### Data listing
■ ■ ■ ■ ■
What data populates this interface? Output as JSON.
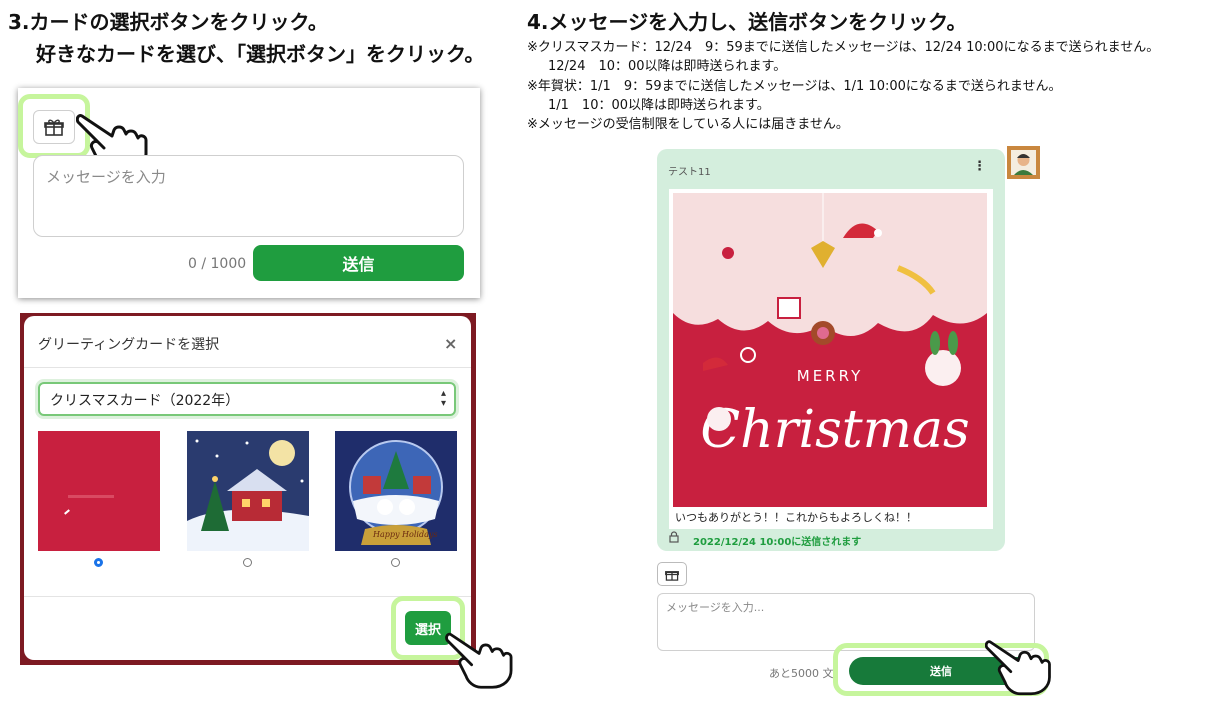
{
  "step3": {
    "title": "3.カードの選択ボタンをクリック。",
    "subtitle": "好きなカードを選び、「選択ボタン」をクリック。"
  },
  "composer": {
    "gift_icon": "gift-icon",
    "placeholder": "メッセージを入力",
    "counter": "0 / 1000",
    "send_label": "送信"
  },
  "modal": {
    "title": "グリーティングカードを選択",
    "close": "×",
    "select_value": "クリスマスカード（2022年）",
    "select_arrows": "▲▼",
    "cards": [
      {
        "name": "red-card",
        "selected": true
      },
      {
        "name": "snow-house-card",
        "selected": false
      },
      {
        "name": "snow-globe-card",
        "selected": false
      }
    ],
    "select_button": "選択",
    "globe_caption": "Happy Holidays"
  },
  "step4": {
    "title": "4.メッセージを入力し、送信ボタンをクリック。",
    "notes": [
      "※クリスマスカード：12/24　9：59までに送信したメッセージは、12/24 10:00になるまで送られません。",
      "12/24　10：00以降は即時送られます。",
      "※年賀状：1/1　9：59までに送信したメッセージは、1/1 10:00になるまで送られません。",
      "1/1　10：00以降は即時送られます。",
      "※メッセージの受信制限をしている人には届きません。"
    ]
  },
  "chat": {
    "sender": "テスト11",
    "menu": "⋮",
    "card_text": "MERRY",
    "card_script": "Christmas",
    "caption": "いつもありがとう！！これからもよろしくね！！",
    "schedule": "2022/12/24 10:00に送信されます",
    "lock_icon": "lock-icon",
    "gift_icon": "gift-icon",
    "placeholder": "メッセージを入力...",
    "counter": "あと5000 文",
    "send_label": "送信"
  },
  "colors": {
    "accent_green": "#1f9d3f",
    "highlight": "#c6f59c",
    "card_red": "#c8203f",
    "bubble": "#d4eedd"
  }
}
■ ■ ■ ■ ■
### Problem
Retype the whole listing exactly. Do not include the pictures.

### Answer to this problem
What data populates this interface? Output as JSON.
{
  "step3": {
    "title": "3.カードの選択ボタンをクリック。",
    "subtitle": "好きなカードを選び、「選択ボタン」をクリック。"
  },
  "composer": {
    "gift_icon": "gift-icon",
    "placeholder": "メッセージを入力",
    "counter": "0 / 1000",
    "send_label": "送信"
  },
  "modal": {
    "title": "グリーティングカードを選択",
    "close": "×",
    "select_value": "クリスマスカード（2022年）",
    "select_arrows": "▲▼",
    "cards": [
      {
        "name": "red-card",
        "selected": true
      },
      {
        "name": "snow-house-card",
        "selected": false
      },
      {
        "name": "snow-globe-card",
        "selected": false
      }
    ],
    "select_button": "選択",
    "globe_caption": "Happy Holidays"
  },
  "step4": {
    "title": "4.メッセージを入力し、送信ボタンをクリック。",
    "notes": [
      "※クリスマスカード：12/24　9：59までに送信したメッセージは、12/24 10:00になるまで送られません。",
      "12/24　10：00以降は即時送られます。",
      "※年賀状：1/1　9：59までに送信したメッセージは、1/1 10:00になるまで送られません。",
      "1/1　10：00以降は即時送られます。",
      "※メッセージの受信制限をしている人には届きません。"
    ]
  },
  "chat": {
    "sender": "テスト11",
    "menu": "⋮",
    "card_text": "MERRY",
    "card_script": "Christmas",
    "caption": "いつもありがとう！！これからもよろしくね！！",
    "schedule": "2022/12/24 10:00に送信されます",
    "lock_icon": "lock-icon",
    "gift_icon": "gift-icon",
    "placeholder": "メッセージを入力...",
    "counter": "あと5000 文",
    "send_label": "送信"
  },
  "colors": {
    "accent_green": "#1f9d3f",
    "highlight": "#c6f59c",
    "card_red": "#c8203f",
    "bubble": "#d4eedd"
  }
}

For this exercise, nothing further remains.